It's time for business to go to university
Quick question: what is the most quoted article in the highest-ranked academic journal about online learning?
Answer: It’s called “Laptop multitasking hinders classroom learning for both users and nearby peers”, and it appears in the March 2013 edition of Computers and Learning.
The fact that this article was written after watching university students during lectures is no accident. For it’s noticeable that the most easily-available research into online learning is provided by university researchers. And they, naturally, look at their most convenient research participants, who are high school and university students.
Should business and industry pay attention to this trend? Should we care? Let’s summarise how widespread it is. Well, the latest edition of the scholarly journal Research In Learning Technology describes a study of social media use in learning by students at the University of Maryland. Another article shows how a group of science teachers used digital technology as part of their professional development. And there is an exploration of the challenges involved in online exams in Finnish universities.
This is only one edition of a single journal, but the pattern continues elsewhere both in general research and peer-reviewed journals.
Of course, this isn’t a new observation.
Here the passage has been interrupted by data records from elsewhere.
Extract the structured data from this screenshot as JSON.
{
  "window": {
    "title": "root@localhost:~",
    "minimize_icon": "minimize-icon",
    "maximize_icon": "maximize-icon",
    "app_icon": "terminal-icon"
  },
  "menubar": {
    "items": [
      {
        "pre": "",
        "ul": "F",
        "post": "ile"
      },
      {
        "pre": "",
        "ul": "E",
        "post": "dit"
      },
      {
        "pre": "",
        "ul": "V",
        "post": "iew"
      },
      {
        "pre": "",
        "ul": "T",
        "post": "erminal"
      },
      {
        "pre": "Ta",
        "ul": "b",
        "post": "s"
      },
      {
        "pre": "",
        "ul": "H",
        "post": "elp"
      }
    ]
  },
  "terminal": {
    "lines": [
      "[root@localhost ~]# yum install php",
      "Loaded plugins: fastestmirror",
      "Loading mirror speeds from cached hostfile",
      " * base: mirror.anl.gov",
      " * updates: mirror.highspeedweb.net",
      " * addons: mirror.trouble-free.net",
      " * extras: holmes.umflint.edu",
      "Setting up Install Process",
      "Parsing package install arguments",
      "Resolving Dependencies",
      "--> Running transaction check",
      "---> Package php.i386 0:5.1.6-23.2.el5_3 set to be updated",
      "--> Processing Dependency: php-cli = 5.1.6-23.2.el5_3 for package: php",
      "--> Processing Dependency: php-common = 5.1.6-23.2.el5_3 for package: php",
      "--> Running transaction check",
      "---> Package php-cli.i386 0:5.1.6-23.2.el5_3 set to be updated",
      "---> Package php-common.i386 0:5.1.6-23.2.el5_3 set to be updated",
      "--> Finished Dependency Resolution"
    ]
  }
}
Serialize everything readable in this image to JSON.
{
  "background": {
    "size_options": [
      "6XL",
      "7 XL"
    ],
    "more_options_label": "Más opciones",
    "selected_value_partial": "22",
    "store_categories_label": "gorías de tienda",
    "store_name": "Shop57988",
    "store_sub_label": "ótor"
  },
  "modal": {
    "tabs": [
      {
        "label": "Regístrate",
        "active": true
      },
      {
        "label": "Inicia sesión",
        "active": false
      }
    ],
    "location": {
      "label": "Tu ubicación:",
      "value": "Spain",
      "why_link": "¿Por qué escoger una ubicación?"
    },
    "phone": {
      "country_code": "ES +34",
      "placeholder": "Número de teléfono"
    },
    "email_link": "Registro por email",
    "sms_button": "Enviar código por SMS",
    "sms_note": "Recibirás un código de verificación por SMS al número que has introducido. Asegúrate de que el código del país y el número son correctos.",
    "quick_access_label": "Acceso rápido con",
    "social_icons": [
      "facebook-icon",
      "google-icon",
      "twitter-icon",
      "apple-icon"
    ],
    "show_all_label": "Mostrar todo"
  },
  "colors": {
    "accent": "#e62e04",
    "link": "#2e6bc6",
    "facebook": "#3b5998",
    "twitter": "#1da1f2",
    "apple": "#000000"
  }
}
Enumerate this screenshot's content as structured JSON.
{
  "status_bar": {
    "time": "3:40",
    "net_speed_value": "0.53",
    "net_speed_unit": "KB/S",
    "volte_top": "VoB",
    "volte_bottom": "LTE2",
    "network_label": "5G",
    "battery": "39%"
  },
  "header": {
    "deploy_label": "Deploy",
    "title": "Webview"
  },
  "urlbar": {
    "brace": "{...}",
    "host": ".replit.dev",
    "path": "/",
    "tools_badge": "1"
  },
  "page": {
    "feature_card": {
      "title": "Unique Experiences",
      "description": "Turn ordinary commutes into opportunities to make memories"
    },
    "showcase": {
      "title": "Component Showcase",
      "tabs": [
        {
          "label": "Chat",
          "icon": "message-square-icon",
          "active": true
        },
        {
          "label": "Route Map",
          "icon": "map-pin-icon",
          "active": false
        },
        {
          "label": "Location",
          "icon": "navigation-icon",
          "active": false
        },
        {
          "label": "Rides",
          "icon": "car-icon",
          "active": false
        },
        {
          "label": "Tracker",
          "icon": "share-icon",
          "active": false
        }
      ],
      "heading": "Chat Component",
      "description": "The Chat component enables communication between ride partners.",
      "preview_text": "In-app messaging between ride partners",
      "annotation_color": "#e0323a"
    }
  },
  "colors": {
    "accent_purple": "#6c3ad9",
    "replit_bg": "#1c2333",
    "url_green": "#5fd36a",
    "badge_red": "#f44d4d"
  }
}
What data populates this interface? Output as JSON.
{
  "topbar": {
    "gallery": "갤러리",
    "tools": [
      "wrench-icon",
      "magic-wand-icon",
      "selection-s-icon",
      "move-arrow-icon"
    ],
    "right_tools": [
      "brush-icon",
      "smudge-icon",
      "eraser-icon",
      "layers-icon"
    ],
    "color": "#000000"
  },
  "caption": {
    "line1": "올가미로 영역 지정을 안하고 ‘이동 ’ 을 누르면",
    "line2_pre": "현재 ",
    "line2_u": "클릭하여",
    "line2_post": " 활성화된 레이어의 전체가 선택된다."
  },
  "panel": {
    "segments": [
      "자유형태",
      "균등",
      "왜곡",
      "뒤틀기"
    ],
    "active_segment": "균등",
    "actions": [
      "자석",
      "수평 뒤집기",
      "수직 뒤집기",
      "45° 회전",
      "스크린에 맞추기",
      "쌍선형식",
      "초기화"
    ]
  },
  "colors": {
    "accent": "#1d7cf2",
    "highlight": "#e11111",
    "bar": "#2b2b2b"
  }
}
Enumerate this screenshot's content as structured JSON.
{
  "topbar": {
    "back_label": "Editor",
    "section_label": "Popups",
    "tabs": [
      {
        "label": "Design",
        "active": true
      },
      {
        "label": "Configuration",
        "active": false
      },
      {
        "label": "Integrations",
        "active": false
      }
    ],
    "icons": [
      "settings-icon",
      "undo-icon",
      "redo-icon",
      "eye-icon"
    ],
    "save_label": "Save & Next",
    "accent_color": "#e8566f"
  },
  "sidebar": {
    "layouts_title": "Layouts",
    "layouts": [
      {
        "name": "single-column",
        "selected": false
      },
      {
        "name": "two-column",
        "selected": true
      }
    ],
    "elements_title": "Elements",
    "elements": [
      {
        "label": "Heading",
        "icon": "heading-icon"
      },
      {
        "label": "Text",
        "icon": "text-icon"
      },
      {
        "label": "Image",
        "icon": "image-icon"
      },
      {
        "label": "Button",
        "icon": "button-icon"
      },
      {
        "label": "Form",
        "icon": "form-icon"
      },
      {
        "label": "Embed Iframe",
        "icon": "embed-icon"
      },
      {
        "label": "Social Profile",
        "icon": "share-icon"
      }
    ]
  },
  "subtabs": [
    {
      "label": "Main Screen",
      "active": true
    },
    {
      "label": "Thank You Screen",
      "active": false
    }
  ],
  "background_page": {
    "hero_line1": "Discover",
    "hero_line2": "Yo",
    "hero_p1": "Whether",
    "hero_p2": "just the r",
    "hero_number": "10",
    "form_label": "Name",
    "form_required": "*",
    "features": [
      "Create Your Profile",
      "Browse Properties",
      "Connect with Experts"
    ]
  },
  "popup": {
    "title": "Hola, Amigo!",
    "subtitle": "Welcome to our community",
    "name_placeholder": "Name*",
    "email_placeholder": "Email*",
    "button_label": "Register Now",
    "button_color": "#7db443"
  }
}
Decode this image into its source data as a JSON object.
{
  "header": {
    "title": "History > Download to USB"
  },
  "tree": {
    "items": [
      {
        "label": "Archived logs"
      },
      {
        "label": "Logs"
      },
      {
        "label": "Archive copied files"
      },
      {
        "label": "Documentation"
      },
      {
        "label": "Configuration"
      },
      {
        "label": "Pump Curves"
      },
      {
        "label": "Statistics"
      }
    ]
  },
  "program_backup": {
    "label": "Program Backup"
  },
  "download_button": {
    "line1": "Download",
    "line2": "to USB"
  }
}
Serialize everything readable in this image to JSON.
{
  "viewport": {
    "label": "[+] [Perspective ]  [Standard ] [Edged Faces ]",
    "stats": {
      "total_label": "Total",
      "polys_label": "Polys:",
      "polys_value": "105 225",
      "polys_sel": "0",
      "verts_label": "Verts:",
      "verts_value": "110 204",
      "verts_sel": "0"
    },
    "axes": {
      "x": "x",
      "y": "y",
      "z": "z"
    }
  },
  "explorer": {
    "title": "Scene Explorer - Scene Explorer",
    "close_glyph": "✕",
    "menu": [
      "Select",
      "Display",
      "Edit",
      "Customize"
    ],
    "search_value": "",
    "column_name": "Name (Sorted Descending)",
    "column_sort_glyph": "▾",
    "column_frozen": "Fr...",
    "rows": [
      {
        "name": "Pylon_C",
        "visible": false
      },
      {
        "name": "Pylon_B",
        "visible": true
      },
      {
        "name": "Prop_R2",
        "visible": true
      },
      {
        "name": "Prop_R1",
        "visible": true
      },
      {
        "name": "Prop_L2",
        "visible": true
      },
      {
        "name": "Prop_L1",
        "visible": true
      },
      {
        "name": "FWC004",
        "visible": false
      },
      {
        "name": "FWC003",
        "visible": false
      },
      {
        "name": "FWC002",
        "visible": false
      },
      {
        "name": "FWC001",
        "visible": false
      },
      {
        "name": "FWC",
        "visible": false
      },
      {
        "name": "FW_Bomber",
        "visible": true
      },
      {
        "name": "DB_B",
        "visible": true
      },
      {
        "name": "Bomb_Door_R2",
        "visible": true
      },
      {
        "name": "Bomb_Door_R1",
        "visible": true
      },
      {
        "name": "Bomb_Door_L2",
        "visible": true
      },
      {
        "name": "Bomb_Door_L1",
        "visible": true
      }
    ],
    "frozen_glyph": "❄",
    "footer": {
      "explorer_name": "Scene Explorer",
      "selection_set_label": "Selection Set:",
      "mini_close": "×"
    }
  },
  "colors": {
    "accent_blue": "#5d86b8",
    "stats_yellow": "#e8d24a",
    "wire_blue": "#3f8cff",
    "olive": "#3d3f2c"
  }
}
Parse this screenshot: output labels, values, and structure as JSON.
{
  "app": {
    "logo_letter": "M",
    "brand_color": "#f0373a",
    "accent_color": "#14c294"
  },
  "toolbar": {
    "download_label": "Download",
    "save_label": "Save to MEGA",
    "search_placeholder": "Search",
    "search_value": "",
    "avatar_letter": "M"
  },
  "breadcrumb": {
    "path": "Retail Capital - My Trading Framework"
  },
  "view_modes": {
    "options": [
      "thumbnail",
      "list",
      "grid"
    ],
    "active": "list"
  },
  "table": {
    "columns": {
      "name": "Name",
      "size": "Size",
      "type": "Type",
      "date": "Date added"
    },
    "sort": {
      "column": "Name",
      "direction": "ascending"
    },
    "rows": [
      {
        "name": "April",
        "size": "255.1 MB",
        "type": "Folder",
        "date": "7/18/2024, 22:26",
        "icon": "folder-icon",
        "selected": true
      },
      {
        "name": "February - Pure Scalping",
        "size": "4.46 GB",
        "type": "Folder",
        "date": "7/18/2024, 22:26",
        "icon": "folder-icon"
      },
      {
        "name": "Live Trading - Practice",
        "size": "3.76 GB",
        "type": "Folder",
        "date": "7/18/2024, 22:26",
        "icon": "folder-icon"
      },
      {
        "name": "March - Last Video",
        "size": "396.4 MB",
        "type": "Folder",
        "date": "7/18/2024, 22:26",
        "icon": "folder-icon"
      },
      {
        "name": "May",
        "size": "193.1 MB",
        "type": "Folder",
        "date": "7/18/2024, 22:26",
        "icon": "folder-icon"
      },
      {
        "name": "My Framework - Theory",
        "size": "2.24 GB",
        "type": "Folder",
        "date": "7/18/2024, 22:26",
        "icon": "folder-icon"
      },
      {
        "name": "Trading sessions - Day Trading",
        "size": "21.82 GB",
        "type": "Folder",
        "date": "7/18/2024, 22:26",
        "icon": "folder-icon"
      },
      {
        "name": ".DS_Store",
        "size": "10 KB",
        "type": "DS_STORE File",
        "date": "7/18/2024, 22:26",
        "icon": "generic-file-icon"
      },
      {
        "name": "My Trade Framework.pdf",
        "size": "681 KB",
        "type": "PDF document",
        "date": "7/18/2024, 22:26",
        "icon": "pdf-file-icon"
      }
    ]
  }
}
In 2006, Professor Colin Latchem wrote an editorial for the British Journal of Educational Technology, pointing out that of 374 pieces published, only 3% came from colleges, industry and the learning and skills sector.
A study across multiple journals (PDF) from 2005 to 2007 made a similar observation. It found that 186 studies involved participants in college or university, equivalent to 45% of the total. A mere nine studies involved participants from ‘industry and other training settings’.
So it seems clear that universities are focusing their research on the best way to provide e-learning in a limited number of contexts. It’s rare to see research into online training in manufacturing, construction, aerospace or shipping, to pull a few examples out of the air.
But is this actually a problem? After all, most private sector e-learning providers are likely to be doing their own research, and it will be closely aligned to their private commercial projects rather than trying to expand the theoretical basis of e-learning. And it would be strange if Mercedes, for example, published and shared the test results of their new engine designs. It’s simply not in the DNA of this sort of business to share research in this way, and that’s for the very good reason that confidentiality can give them a competitive edge.
So should universities be doing more in this direction? I think so. They work with manufacturing to develop new materials and chemicals and they research the service sector to discover better ways of working. They provide vast amounts of reading matter for lawyers and they provide econometric forecasting for the fast-moving consumer goods supply chain. There is a long history of collaboration between academia and business, and there doesn’t seem to be a good reason why they should neglect the rapidly-growing online learning and training sector.
Perhaps it’s time for business to pay attention and encourage researchers to delve into workplace learning a bit more.